=== Begin Enclosure ===

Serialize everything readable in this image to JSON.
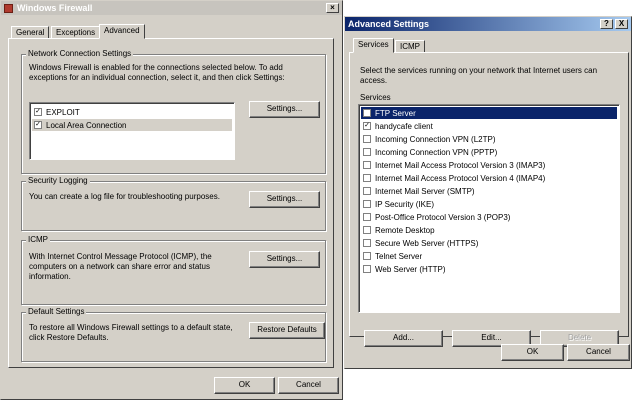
{
  "firewall": {
    "title": "Windows Firewall",
    "tabs": [
      "General",
      "Exceptions",
      "Advanced"
    ],
    "network": {
      "label": "Network Connection Settings",
      "desc": "Windows Firewall is enabled for the connections selected below. To add exceptions for an individual connection, select it, and then click Settings:",
      "connections": [
        {
          "label": "EXPLOIT",
          "checked": true
        },
        {
          "label": "Local Area Connection",
          "checked": true
        }
      ],
      "settings_label": "Settings..."
    },
    "logging": {
      "label": "Security Logging",
      "desc": "You can create a log file for troubleshooting purposes.",
      "settings_label": "Settings..."
    },
    "icmp": {
      "label": "ICMP",
      "desc": "With Internet Control Message Protocol (ICMP), the computers on a network can share error and status information.",
      "settings_label": "Settings..."
    },
    "defaults": {
      "label": "Default Settings",
      "desc": "To restore all Windows Firewall settings to a default state, click Restore Defaults.",
      "restore_label": "Restore Defaults"
    },
    "ok_label": "OK",
    "cancel_label": "Cancel"
  },
  "advanced": {
    "title": "Advanced Settings",
    "help_glyph": "?",
    "close_glyph": "X",
    "tabs": [
      "Services",
      "ICMP"
    ],
    "instructions": "Select the services running on your network that Internet users can access.",
    "services_label": "Services",
    "services": [
      {
        "label": "FTP Server",
        "checked": false
      },
      {
        "label": "handycafe client",
        "checked": true
      },
      {
        "label": "Incoming Connection VPN (L2TP)",
        "checked": false
      },
      {
        "label": "Incoming Connection VPN (PPTP)",
        "checked": false
      },
      {
        "label": "Internet Mail Access Protocol Version 3 (IMAP3)",
        "checked": false
      },
      {
        "label": "Internet Mail Access Protocol Version 4 (IMAP4)",
        "checked": false
      },
      {
        "label": "Internet Mail Server (SMTP)",
        "checked": false
      },
      {
        "label": "IP Security (IKE)",
        "checked": false
      },
      {
        "label": "Post-Office Protocol Version 3 (POP3)",
        "checked": false
      },
      {
        "label": "Remote Desktop",
        "checked": false
      },
      {
        "label": "Secure Web Server (HTTPS)",
        "checked": false
      },
      {
        "label": "Telnet Server",
        "checked": false
      },
      {
        "label": "Web Server (HTTP)",
        "checked": false
      }
    ],
    "add_label": "Add...",
    "edit_label": "Edit...",
    "delete_label": "Delete",
    "ok_label": "OK",
    "cancel_label": "Cancel"
  }
}
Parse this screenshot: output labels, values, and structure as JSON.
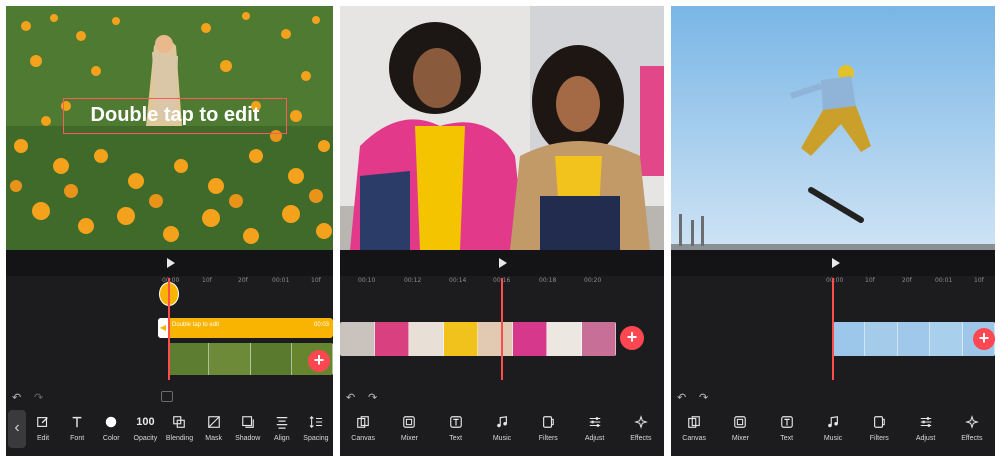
{
  "colors": {
    "accent": "#f8b400",
    "add": "#ff4752",
    "playhead": "#ff4d4d",
    "bg": "#1c1c1e"
  },
  "panel1": {
    "overlay_text": "Double tap to edit",
    "clip_label": "Double tap to edit",
    "clip_time": "00:03",
    "ruler": [
      "00:00",
      "10f",
      "20f",
      "00:01",
      "10f"
    ],
    "tools": [
      {
        "label": "Edit",
        "icon": "edit-icon"
      },
      {
        "label": "Font",
        "icon": "font-icon"
      },
      {
        "label": "Color",
        "icon": "color-icon"
      },
      {
        "label": "Opacity",
        "icon": "opacity-value",
        "value": "100"
      },
      {
        "label": "Blending",
        "icon": "blending-icon"
      },
      {
        "label": "Mask",
        "icon": "mask-icon"
      },
      {
        "label": "Shadow",
        "icon": "shadow-icon"
      },
      {
        "label": "Align",
        "icon": "align-icon"
      },
      {
        "label": "Spacing",
        "icon": "spacing-icon"
      }
    ]
  },
  "panel2": {
    "ruler": [
      "00:10",
      "00:12",
      "00:14",
      "00:16",
      "00:18",
      "00:20"
    ],
    "tools": [
      {
        "label": "Canvas",
        "icon": "canvas-icon"
      },
      {
        "label": "Mixer",
        "icon": "mixer-icon"
      },
      {
        "label": "Text",
        "icon": "text-icon"
      },
      {
        "label": "Music",
        "icon": "music-icon"
      },
      {
        "label": "Filters",
        "icon": "filters-icon"
      },
      {
        "label": "Adjust",
        "icon": "adjust-icon"
      },
      {
        "label": "Effects",
        "icon": "effects-icon"
      }
    ]
  },
  "panel3": {
    "ruler": [
      "00:00",
      "10f",
      "20f",
      "00:01",
      "10f"
    ],
    "tools": [
      {
        "label": "Canvas",
        "icon": "canvas-icon"
      },
      {
        "label": "Mixer",
        "icon": "mixer-icon"
      },
      {
        "label": "Text",
        "icon": "text-icon"
      },
      {
        "label": "Music",
        "icon": "music-icon"
      },
      {
        "label": "Filters",
        "icon": "filters-icon"
      },
      {
        "label": "Adjust",
        "icon": "adjust-icon"
      },
      {
        "label": "Effects",
        "icon": "effects-icon"
      }
    ]
  }
}
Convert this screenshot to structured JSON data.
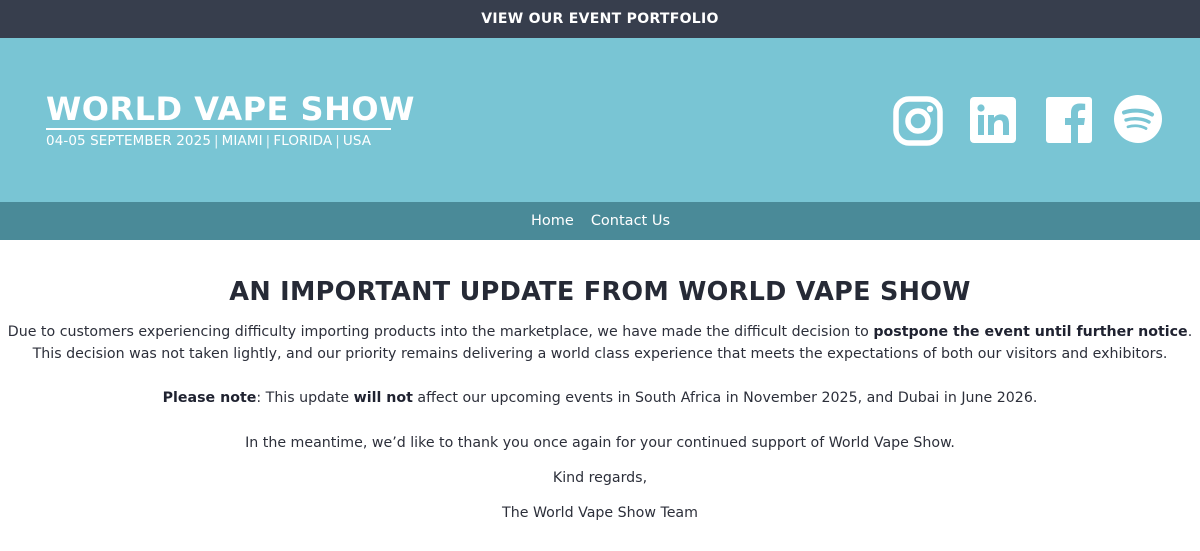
{
  "topbar": {
    "label": "VIEW OUR EVENT PORTFOLIO"
  },
  "logo": {
    "title": "WORLD VAPE SHOW",
    "dates": "04-05 SEPTEMBER 2025",
    "city": "MIAMI",
    "state": "FLORIDA",
    "country": "USA",
    "separator": "|"
  },
  "social": [
    {
      "icon": "instagram-icon"
    },
    {
      "icon": "linkedin-icon"
    },
    {
      "icon": "facebook-icon"
    },
    {
      "icon": "spotify-icon"
    }
  ],
  "nav": {
    "home": "Home",
    "contact": "Contact Us"
  },
  "content": {
    "heading": "AN IMPORTANT UPDATE FROM WORLD VAPE SHOW",
    "p1_pre": "Due to customers experiencing difficulty importing products into the marketplace, we have made the difficult decision to ",
    "p1_bold": "postpone the event until further notice",
    "p1_post": ".",
    "p1_line2": "This decision was not taken lightly, and our priority remains delivering a world class experience that meets the expectations of both our visitors and exhibitors.",
    "p2_bold1": "Please note",
    "p2_mid": ": This update ",
    "p2_bold2": "will not",
    "p2_post": " affect our upcoming events in South Africa in November 2025, and Dubai in June 2026.",
    "p3": "In the meantime, we’d like to thank you once again for your continued support of World Vape Show.",
    "p4": "Kind regards,",
    "p5": "The World Vape Show Team"
  },
  "colors": {
    "topbar_bg": "#373e4d",
    "hero_bg": "#79c5d4",
    "nav_bg": "#4a8a98",
    "text": "#2c2f3a",
    "white": "#ffffff"
  }
}
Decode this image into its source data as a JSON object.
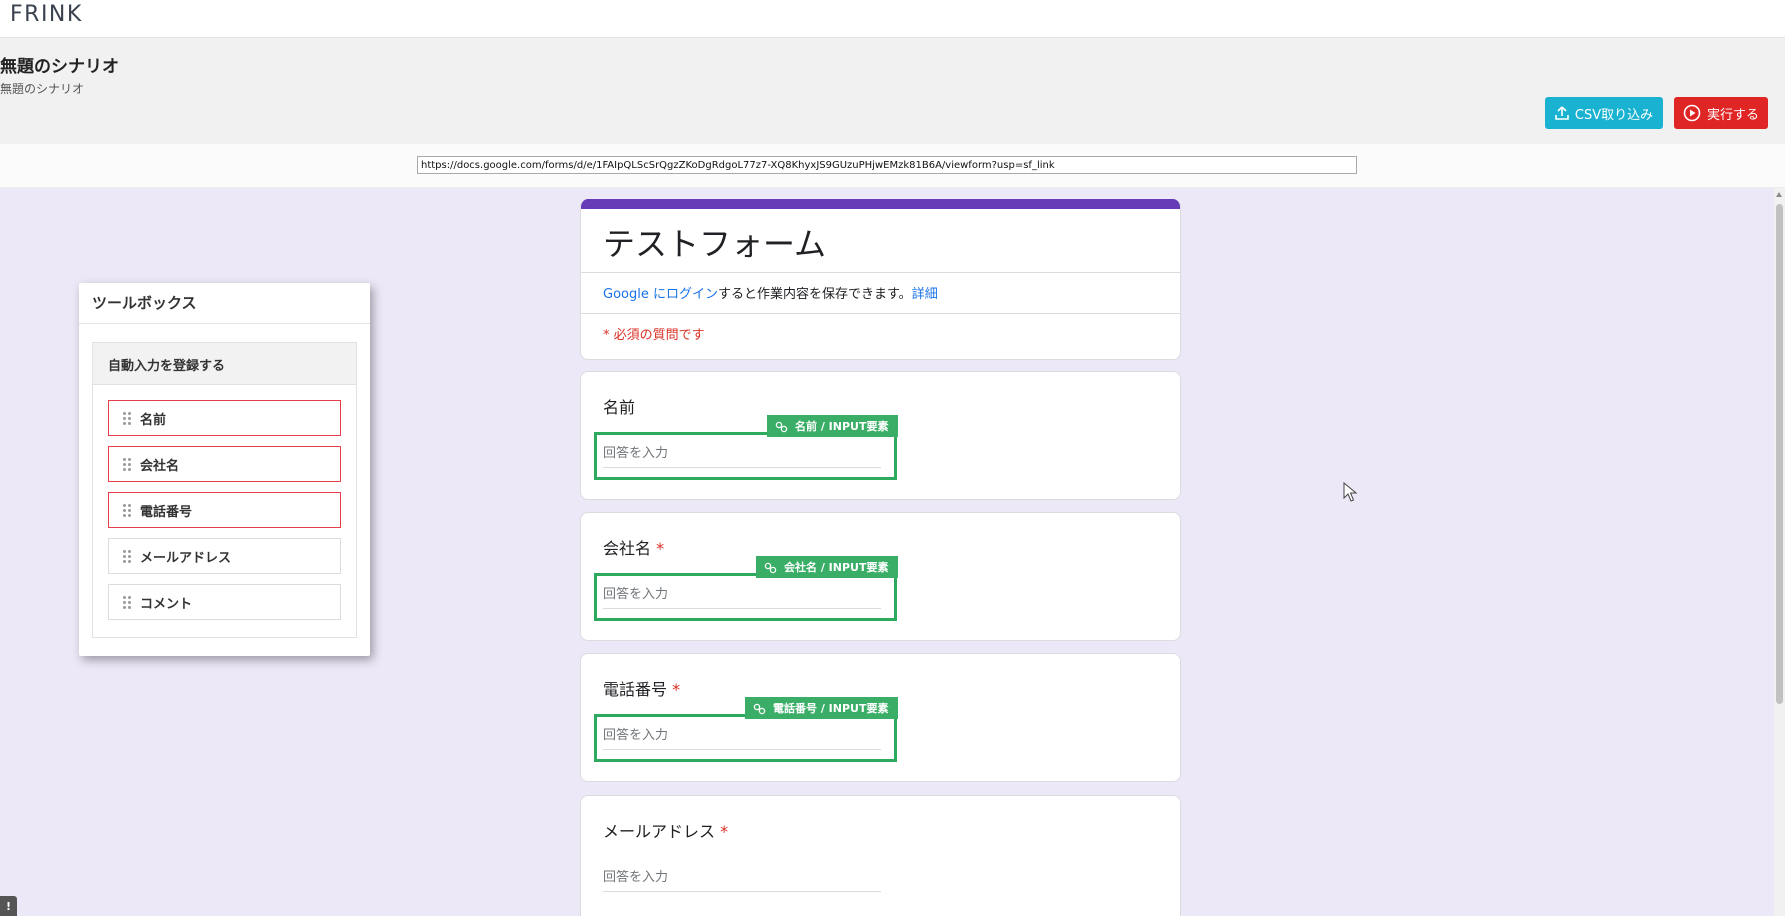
{
  "app": {
    "logo_text": "FRINK"
  },
  "scenario": {
    "title": "無題のシナリオ",
    "subtitle": "無題のシナリオ"
  },
  "actions": {
    "csv_label": "CSV取り込み",
    "run_label": "実行する"
  },
  "url_field": {
    "value": "https://docs.google.com/forms/d/e/1FAIpQLScSrQgzZKoDgRdgoL77z7-XQ8KhyxJS9GUzuPHjwEMzk81B6A/viewform?usp=sf_link"
  },
  "toolbox": {
    "title": "ツールボックス",
    "section_title": "自動入力を登録する",
    "items": [
      {
        "label": "名前",
        "required": true
      },
      {
        "label": "会社名",
        "required": true
      },
      {
        "label": "電話番号",
        "required": true
      },
      {
        "label": "メールアドレス",
        "required": false
      },
      {
        "label": "コメント",
        "required": false
      }
    ]
  },
  "form": {
    "title": "テストフォーム",
    "login_link": "Google にログイン",
    "login_text": "すると作業内容を保存できます。",
    "details_link": "詳細",
    "required_note": "* 必須の質問です",
    "questions": [
      {
        "label": "名前",
        "star": "",
        "placeholder": "回答を入力",
        "tag": "名前 / INPUT要素"
      },
      {
        "label": "会社名",
        "star": "*",
        "placeholder": "回答を入力",
        "tag": "会社名 / INPUT要素"
      },
      {
        "label": "電話番号",
        "star": "*",
        "placeholder": "回答を入力",
        "tag": "電話番号 / INPUT要素"
      },
      {
        "label": "メールアドレス",
        "star": "*",
        "placeholder": "回答を入力"
      }
    ]
  },
  "misc": {
    "corner_badge": "!"
  },
  "colors": {
    "accent_purple": "#673ab7",
    "csv_button": "#1ab2d1",
    "run_button": "#e02525",
    "highlight_green": "#2eaa5f",
    "required_red": "#d93025"
  }
}
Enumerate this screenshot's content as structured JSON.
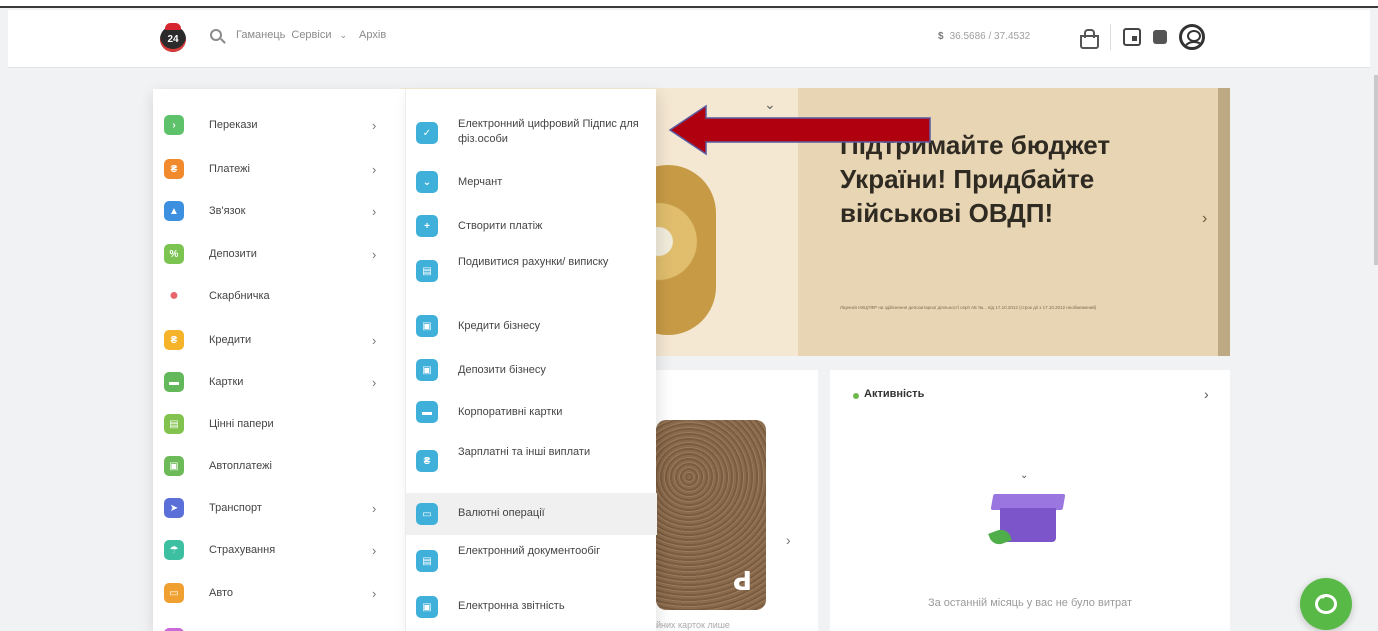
{
  "header": {
    "logo_text": "24",
    "nav": [
      "Гаманець",
      "Сервіси",
      "Архів"
    ],
    "rate_symbol": "$",
    "rate_value": "36.5686 / 37.4532"
  },
  "menu_left": [
    {
      "label": "Перекази",
      "color": "#5ec26a",
      "arrow": true
    },
    {
      "label": "Платежі",
      "color": "#f08a2c",
      "arrow": true
    },
    {
      "label": "Зв'язок",
      "color": "#3d8fe0",
      "arrow": true
    },
    {
      "label": "Депозити",
      "color": "#7cc452",
      "arrow": true
    },
    {
      "label": "Скарбничка",
      "color": "#e8646a",
      "arrow": false
    },
    {
      "label": "Кредити",
      "color": "#f5b32a",
      "arrow": true
    },
    {
      "label": "Картки",
      "color": "#62b85a",
      "arrow": true
    },
    {
      "label": "Цінні папери",
      "color": "#82c24e",
      "arrow": false
    },
    {
      "label": "Автоплатежі",
      "color": "#6dbb58",
      "arrow": false
    },
    {
      "label": "Транспорт",
      "color": "#5a6fd8",
      "arrow": true
    },
    {
      "label": "Страхування",
      "color": "#3dc0a2",
      "arrow": true
    },
    {
      "label": "Авто",
      "color": "#f0a030",
      "arrow": true
    }
  ],
  "menu_right": [
    {
      "label": "Електронний цифровий Підпис для фіз.особи"
    },
    {
      "label": "Мерчант"
    },
    {
      "label": "Створити платіж"
    },
    {
      "label": "Подивитися рахунки/ виписку"
    },
    {
      "label": "Кредити бізнесу"
    },
    {
      "label": "Депозити бізнесу"
    },
    {
      "label": "Корпоративні картки"
    },
    {
      "label": "Зарплатні та інші виплати"
    },
    {
      "label": "Валютні операції"
    },
    {
      "label": "Електронний документообіг"
    },
    {
      "label": "Електронна звітність"
    }
  ],
  "banner": {
    "title": "Підтримайте бюджет України! Придбайте військові ОВДП!",
    "small": "Ліцензія НКЦПФР на здійснення депозитарної діяльності серії АЕ №... від 17.10.2012 (строк дії з 17.10.2012 необмежений)"
  },
  "activity": {
    "title": "Активність",
    "empty_text": "За останній місяць у вас не було витрат"
  },
  "promo": {
    "caption": "йних карток лише"
  },
  "colors": {
    "accent_green": "#59b947",
    "annotation_red": "#b00010",
    "business_icon": "#3fb0d9"
  }
}
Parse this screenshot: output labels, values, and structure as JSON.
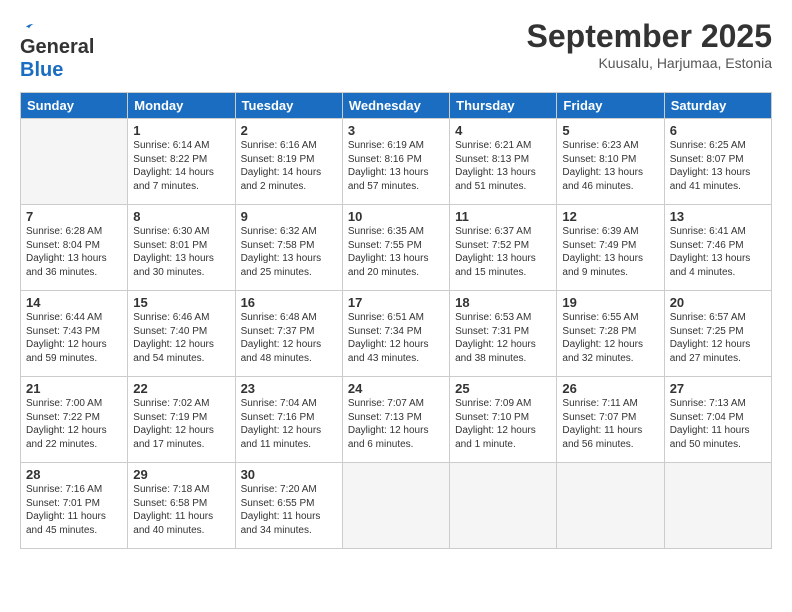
{
  "header": {
    "logo_line1": "General",
    "logo_line2": "Blue",
    "month": "September 2025",
    "location": "Kuusalu, Harjumaa, Estonia"
  },
  "weekdays": [
    "Sunday",
    "Monday",
    "Tuesday",
    "Wednesday",
    "Thursday",
    "Friday",
    "Saturday"
  ],
  "weeks": [
    [
      {
        "day": "",
        "detail": ""
      },
      {
        "day": "1",
        "detail": "Sunrise: 6:14 AM\nSunset: 8:22 PM\nDaylight: 14 hours\nand 7 minutes."
      },
      {
        "day": "2",
        "detail": "Sunrise: 6:16 AM\nSunset: 8:19 PM\nDaylight: 14 hours\nand 2 minutes."
      },
      {
        "day": "3",
        "detail": "Sunrise: 6:19 AM\nSunset: 8:16 PM\nDaylight: 13 hours\nand 57 minutes."
      },
      {
        "day": "4",
        "detail": "Sunrise: 6:21 AM\nSunset: 8:13 PM\nDaylight: 13 hours\nand 51 minutes."
      },
      {
        "day": "5",
        "detail": "Sunrise: 6:23 AM\nSunset: 8:10 PM\nDaylight: 13 hours\nand 46 minutes."
      },
      {
        "day": "6",
        "detail": "Sunrise: 6:25 AM\nSunset: 8:07 PM\nDaylight: 13 hours\nand 41 minutes."
      }
    ],
    [
      {
        "day": "7",
        "detail": "Sunrise: 6:28 AM\nSunset: 8:04 PM\nDaylight: 13 hours\nand 36 minutes."
      },
      {
        "day": "8",
        "detail": "Sunrise: 6:30 AM\nSunset: 8:01 PM\nDaylight: 13 hours\nand 30 minutes."
      },
      {
        "day": "9",
        "detail": "Sunrise: 6:32 AM\nSunset: 7:58 PM\nDaylight: 13 hours\nand 25 minutes."
      },
      {
        "day": "10",
        "detail": "Sunrise: 6:35 AM\nSunset: 7:55 PM\nDaylight: 13 hours\nand 20 minutes."
      },
      {
        "day": "11",
        "detail": "Sunrise: 6:37 AM\nSunset: 7:52 PM\nDaylight: 13 hours\nand 15 minutes."
      },
      {
        "day": "12",
        "detail": "Sunrise: 6:39 AM\nSunset: 7:49 PM\nDaylight: 13 hours\nand 9 minutes."
      },
      {
        "day": "13",
        "detail": "Sunrise: 6:41 AM\nSunset: 7:46 PM\nDaylight: 13 hours\nand 4 minutes."
      }
    ],
    [
      {
        "day": "14",
        "detail": "Sunrise: 6:44 AM\nSunset: 7:43 PM\nDaylight: 12 hours\nand 59 minutes."
      },
      {
        "day": "15",
        "detail": "Sunrise: 6:46 AM\nSunset: 7:40 PM\nDaylight: 12 hours\nand 54 minutes."
      },
      {
        "day": "16",
        "detail": "Sunrise: 6:48 AM\nSunset: 7:37 PM\nDaylight: 12 hours\nand 48 minutes."
      },
      {
        "day": "17",
        "detail": "Sunrise: 6:51 AM\nSunset: 7:34 PM\nDaylight: 12 hours\nand 43 minutes."
      },
      {
        "day": "18",
        "detail": "Sunrise: 6:53 AM\nSunset: 7:31 PM\nDaylight: 12 hours\nand 38 minutes."
      },
      {
        "day": "19",
        "detail": "Sunrise: 6:55 AM\nSunset: 7:28 PM\nDaylight: 12 hours\nand 32 minutes."
      },
      {
        "day": "20",
        "detail": "Sunrise: 6:57 AM\nSunset: 7:25 PM\nDaylight: 12 hours\nand 27 minutes."
      }
    ],
    [
      {
        "day": "21",
        "detail": "Sunrise: 7:00 AM\nSunset: 7:22 PM\nDaylight: 12 hours\nand 22 minutes."
      },
      {
        "day": "22",
        "detail": "Sunrise: 7:02 AM\nSunset: 7:19 PM\nDaylight: 12 hours\nand 17 minutes."
      },
      {
        "day": "23",
        "detail": "Sunrise: 7:04 AM\nSunset: 7:16 PM\nDaylight: 12 hours\nand 11 minutes."
      },
      {
        "day": "24",
        "detail": "Sunrise: 7:07 AM\nSunset: 7:13 PM\nDaylight: 12 hours\nand 6 minutes."
      },
      {
        "day": "25",
        "detail": "Sunrise: 7:09 AM\nSunset: 7:10 PM\nDaylight: 12 hours\nand 1 minute."
      },
      {
        "day": "26",
        "detail": "Sunrise: 7:11 AM\nSunset: 7:07 PM\nDaylight: 11 hours\nand 56 minutes."
      },
      {
        "day": "27",
        "detail": "Sunrise: 7:13 AM\nSunset: 7:04 PM\nDaylight: 11 hours\nand 50 minutes."
      }
    ],
    [
      {
        "day": "28",
        "detail": "Sunrise: 7:16 AM\nSunset: 7:01 PM\nDaylight: 11 hours\nand 45 minutes."
      },
      {
        "day": "29",
        "detail": "Sunrise: 7:18 AM\nSunset: 6:58 PM\nDaylight: 11 hours\nand 40 minutes."
      },
      {
        "day": "30",
        "detail": "Sunrise: 7:20 AM\nSunset: 6:55 PM\nDaylight: 11 hours\nand 34 minutes."
      },
      {
        "day": "",
        "detail": ""
      },
      {
        "day": "",
        "detail": ""
      },
      {
        "day": "",
        "detail": ""
      },
      {
        "day": "",
        "detail": ""
      }
    ]
  ]
}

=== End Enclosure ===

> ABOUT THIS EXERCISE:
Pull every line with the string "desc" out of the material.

> TASK OUTPUT:
      "desc": "Windows Firewall is enabled for the connections selected below. To add exceptions for an individual connection, select it, and then click Settings:",
      "desc": "You can create a log file for troubleshooting purposes.",
      "desc": "With Internet Control Message Protocol (ICMP), the computers on a network can share error and status information.",
      "desc": "To restore all Windows Firewall settings to a default state, click Restore Defaults.",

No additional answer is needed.